> [WHAT NEEDS TO BE DONE] Return all lines from the entries below in which the word "this" is present.

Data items

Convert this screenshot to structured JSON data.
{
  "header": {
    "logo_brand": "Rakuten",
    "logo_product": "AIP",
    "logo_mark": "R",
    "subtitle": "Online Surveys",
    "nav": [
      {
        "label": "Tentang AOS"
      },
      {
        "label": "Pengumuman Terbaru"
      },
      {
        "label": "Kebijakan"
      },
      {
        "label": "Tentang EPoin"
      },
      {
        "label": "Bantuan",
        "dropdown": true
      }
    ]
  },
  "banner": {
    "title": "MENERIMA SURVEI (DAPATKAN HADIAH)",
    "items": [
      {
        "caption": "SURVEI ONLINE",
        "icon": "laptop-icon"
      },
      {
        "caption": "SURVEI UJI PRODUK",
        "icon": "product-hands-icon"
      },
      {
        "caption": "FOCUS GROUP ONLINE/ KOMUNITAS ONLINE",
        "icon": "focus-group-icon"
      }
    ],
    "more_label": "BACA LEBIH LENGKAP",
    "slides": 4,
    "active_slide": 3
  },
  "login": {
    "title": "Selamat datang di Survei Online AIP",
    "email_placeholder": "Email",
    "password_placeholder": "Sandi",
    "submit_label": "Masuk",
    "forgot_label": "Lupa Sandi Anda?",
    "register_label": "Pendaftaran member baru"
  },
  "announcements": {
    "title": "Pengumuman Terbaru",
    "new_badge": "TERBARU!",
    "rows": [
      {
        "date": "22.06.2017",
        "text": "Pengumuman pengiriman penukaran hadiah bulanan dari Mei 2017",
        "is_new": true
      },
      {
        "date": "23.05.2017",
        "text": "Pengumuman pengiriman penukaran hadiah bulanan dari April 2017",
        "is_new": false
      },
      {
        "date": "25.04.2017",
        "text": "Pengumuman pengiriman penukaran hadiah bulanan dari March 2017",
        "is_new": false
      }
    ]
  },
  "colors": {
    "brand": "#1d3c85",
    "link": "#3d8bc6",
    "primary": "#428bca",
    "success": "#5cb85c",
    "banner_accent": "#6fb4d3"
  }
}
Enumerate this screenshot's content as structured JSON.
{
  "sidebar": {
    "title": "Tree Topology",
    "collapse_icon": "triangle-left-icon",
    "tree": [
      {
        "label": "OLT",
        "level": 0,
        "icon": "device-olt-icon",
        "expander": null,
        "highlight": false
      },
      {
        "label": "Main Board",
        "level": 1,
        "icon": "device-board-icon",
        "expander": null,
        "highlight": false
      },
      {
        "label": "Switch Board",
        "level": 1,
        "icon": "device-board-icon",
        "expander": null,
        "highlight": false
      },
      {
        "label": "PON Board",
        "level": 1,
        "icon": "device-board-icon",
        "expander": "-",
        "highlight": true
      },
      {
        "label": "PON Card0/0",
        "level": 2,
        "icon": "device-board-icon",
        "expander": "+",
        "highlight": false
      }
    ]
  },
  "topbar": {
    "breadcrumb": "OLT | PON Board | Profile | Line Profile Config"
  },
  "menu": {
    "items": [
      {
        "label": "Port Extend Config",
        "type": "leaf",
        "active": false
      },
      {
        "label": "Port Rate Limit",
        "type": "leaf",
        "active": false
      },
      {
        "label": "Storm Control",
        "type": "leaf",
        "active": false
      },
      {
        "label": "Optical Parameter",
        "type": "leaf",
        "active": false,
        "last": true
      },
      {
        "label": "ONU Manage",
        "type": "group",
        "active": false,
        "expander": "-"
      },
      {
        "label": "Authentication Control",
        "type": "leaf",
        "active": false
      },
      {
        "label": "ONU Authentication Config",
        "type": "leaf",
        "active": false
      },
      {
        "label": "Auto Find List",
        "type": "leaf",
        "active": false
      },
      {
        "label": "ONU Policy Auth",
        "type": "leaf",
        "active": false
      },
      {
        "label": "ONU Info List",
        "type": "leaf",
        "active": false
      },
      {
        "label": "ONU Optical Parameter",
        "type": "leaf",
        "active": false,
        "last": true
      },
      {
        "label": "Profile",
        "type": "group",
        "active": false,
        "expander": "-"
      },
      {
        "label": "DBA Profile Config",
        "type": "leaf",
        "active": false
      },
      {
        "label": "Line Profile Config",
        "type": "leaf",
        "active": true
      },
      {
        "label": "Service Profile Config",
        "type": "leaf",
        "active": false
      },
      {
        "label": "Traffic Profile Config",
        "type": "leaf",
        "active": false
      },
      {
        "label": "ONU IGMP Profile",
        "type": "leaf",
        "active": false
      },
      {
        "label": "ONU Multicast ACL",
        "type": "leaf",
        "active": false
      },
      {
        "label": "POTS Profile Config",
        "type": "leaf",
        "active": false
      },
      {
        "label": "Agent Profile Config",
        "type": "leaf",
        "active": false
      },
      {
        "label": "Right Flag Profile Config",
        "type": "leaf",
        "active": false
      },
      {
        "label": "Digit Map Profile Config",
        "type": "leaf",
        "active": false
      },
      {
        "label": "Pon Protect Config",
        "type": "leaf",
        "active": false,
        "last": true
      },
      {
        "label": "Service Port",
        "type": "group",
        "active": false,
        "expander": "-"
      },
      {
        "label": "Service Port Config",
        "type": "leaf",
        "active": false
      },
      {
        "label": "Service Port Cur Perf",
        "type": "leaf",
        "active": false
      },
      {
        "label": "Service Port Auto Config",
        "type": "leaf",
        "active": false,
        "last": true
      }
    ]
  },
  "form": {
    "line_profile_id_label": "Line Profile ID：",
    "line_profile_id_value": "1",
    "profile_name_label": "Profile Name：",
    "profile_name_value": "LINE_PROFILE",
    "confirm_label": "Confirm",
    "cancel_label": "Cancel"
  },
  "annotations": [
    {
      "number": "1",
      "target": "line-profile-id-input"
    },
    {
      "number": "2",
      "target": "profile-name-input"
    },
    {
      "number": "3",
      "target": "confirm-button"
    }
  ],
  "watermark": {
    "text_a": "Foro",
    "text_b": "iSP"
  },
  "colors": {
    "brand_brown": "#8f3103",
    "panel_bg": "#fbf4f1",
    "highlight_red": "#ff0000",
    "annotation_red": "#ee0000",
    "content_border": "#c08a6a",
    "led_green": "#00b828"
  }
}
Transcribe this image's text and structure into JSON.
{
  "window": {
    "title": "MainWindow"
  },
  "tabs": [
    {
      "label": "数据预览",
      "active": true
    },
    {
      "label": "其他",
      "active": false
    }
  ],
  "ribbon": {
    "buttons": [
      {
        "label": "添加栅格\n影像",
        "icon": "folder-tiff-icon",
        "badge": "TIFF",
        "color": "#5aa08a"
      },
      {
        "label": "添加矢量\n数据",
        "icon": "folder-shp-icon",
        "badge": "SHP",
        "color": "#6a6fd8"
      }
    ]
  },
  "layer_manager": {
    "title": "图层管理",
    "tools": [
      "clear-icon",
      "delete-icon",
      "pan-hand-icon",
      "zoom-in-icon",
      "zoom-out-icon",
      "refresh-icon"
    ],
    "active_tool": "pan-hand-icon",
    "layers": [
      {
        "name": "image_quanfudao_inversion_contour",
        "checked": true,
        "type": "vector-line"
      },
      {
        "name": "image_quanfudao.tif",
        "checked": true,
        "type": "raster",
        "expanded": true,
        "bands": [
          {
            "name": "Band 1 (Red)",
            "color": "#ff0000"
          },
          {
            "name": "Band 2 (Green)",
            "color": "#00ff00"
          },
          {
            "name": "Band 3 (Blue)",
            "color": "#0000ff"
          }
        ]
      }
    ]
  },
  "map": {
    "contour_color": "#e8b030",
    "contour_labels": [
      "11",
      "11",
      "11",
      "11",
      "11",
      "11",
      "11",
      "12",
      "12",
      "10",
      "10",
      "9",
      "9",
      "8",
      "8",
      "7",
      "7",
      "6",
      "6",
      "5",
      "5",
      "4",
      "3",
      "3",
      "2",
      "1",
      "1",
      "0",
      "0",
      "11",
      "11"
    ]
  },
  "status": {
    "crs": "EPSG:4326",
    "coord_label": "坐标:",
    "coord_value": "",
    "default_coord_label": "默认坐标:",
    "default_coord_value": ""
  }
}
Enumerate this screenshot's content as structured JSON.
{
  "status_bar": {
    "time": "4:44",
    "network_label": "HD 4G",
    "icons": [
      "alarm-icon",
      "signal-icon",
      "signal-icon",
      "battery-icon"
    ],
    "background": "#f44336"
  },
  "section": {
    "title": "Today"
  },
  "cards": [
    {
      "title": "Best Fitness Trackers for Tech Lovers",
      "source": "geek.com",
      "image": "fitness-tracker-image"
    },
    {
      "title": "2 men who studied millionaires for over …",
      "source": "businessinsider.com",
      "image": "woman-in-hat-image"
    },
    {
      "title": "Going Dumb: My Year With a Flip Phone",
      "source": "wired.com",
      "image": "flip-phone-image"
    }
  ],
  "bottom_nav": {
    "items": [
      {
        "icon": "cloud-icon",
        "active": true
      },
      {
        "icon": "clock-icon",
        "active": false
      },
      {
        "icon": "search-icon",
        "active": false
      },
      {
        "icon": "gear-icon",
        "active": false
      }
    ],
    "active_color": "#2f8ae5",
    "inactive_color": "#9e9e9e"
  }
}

> [ANSWER FOR THE TASK]
Convert this screenshot to structured JSON data.
Enumerate this screenshot's content as structured JSON.
Transcribe this image's text and structure into JSON.
Enumerate this screenshot's content as structured JSON.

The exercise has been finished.